• **Exercise aim**: Set down the records exactly, and omit any image found in them.
+++ Information shown +++
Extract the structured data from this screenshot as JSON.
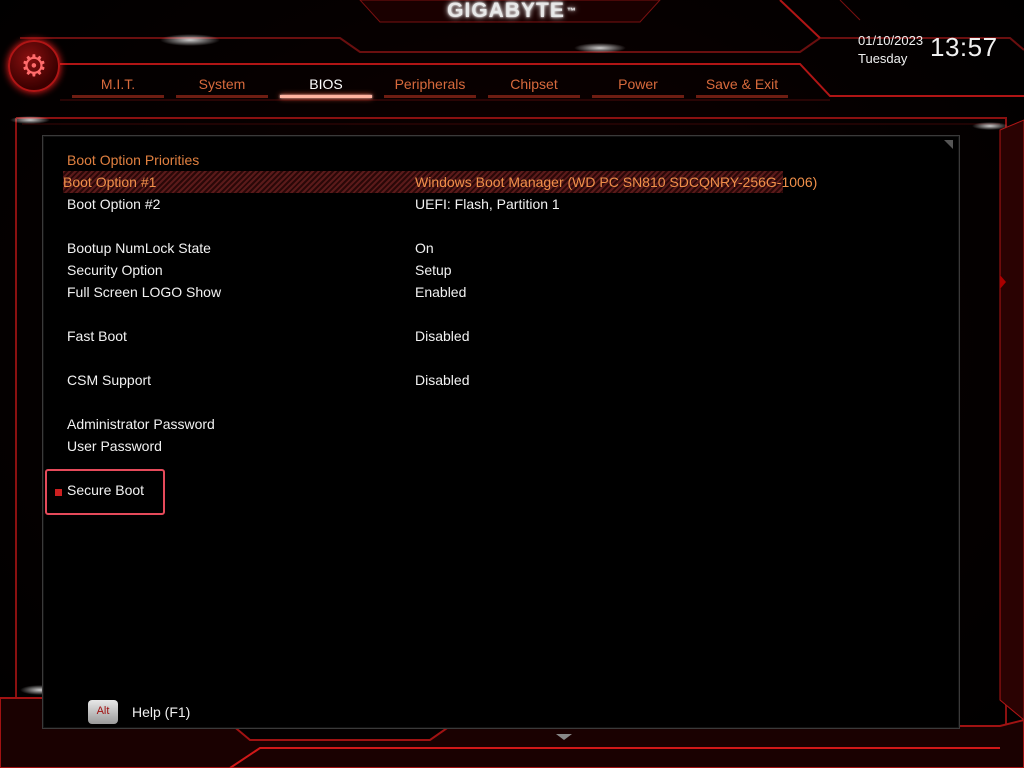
{
  "brand": {
    "name": "GIGABYTE",
    "tm": "™"
  },
  "clock": {
    "date": "01/10/2023",
    "day": "Tuesday",
    "time": "13:57"
  },
  "tabs": [
    {
      "label": "M.I.T."
    },
    {
      "label": "System"
    },
    {
      "label": "BIOS",
      "active": true
    },
    {
      "label": "Peripherals"
    },
    {
      "label": "Chipset"
    },
    {
      "label": "Power"
    },
    {
      "label": "Save & Exit"
    }
  ],
  "settings": {
    "header": "Boot Option Priorities",
    "boot1": {
      "label": "Boot Option #1",
      "value": "Windows Boot Manager (WD PC SN810 SDCQNRY-256G-1006)"
    },
    "boot2": {
      "label": "Boot Option #2",
      "value": "UEFI: Flash, Partition 1"
    },
    "numlock": {
      "label": "Bootup NumLock State",
      "value": "On"
    },
    "security": {
      "label": "Security Option",
      "value": "Setup"
    },
    "logo": {
      "label": "Full Screen LOGO Show",
      "value": "Enabled"
    },
    "fastboot": {
      "label": "Fast Boot",
      "value": "Disabled"
    },
    "csm": {
      "label": "CSM Support",
      "value": "Disabled"
    },
    "admin_pw": {
      "label": "Administrator Password"
    },
    "user_pw": {
      "label": "User Password"
    },
    "secure_boot": {
      "label": "Secure Boot"
    }
  },
  "help": {
    "key": "Alt",
    "label": "Help (F1)"
  },
  "icons": {
    "settings": "gear-icon",
    "scroll": "triangle-icon"
  },
  "colors": {
    "accent": "#d86a3c",
    "frame": "#b01515",
    "highlight_box": "#e54a5a"
  }
}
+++
• **Exercise solution**:
Extract the structured data from this screenshot as JSON.
{
  "brand": {
    "name": "GIGABYTE",
    "tm": "™"
  },
  "clock": {
    "date": "01/10/2023",
    "day": "Tuesday",
    "time": "13:57"
  },
  "tabs": [
    {
      "label": "M.I.T."
    },
    {
      "label": "System"
    },
    {
      "label": "BIOS",
      "active": true
    },
    {
      "label": "Peripherals"
    },
    {
      "label": "Chipset"
    },
    {
      "label": "Power"
    },
    {
      "label": "Save & Exit"
    }
  ],
  "settings": {
    "header": "Boot Option Priorities",
    "boot1": {
      "label": "Boot Option #1",
      "value": "Windows Boot Manager (WD PC SN810 SDCQNRY-256G-1006)"
    },
    "boot2": {
      "label": "Boot Option #2",
      "value": "UEFI: Flash, Partition 1"
    },
    "numlock": {
      "label": "Bootup NumLock State",
      "value": "On"
    },
    "security": {
      "label": "Security Option",
      "value": "Setup"
    },
    "logo": {
      "label": "Full Screen LOGO Show",
      "value": "Enabled"
    },
    "fastboot": {
      "label": "Fast Boot",
      "value": "Disabled"
    },
    "csm": {
      "label": "CSM Support",
      "value": "Disabled"
    },
    "admin_pw": {
      "label": "Administrator Password"
    },
    "user_pw": {
      "label": "User Password"
    },
    "secure_boot": {
      "label": "Secure Boot"
    }
  },
  "help": {
    "key": "Alt",
    "label": "Help (F1)"
  },
  "icons": {
    "settings": "gear-icon",
    "scroll": "triangle-icon"
  },
  "colors": {
    "accent": "#d86a3c",
    "frame": "#b01515",
    "highlight_box": "#e54a5a"
  }
}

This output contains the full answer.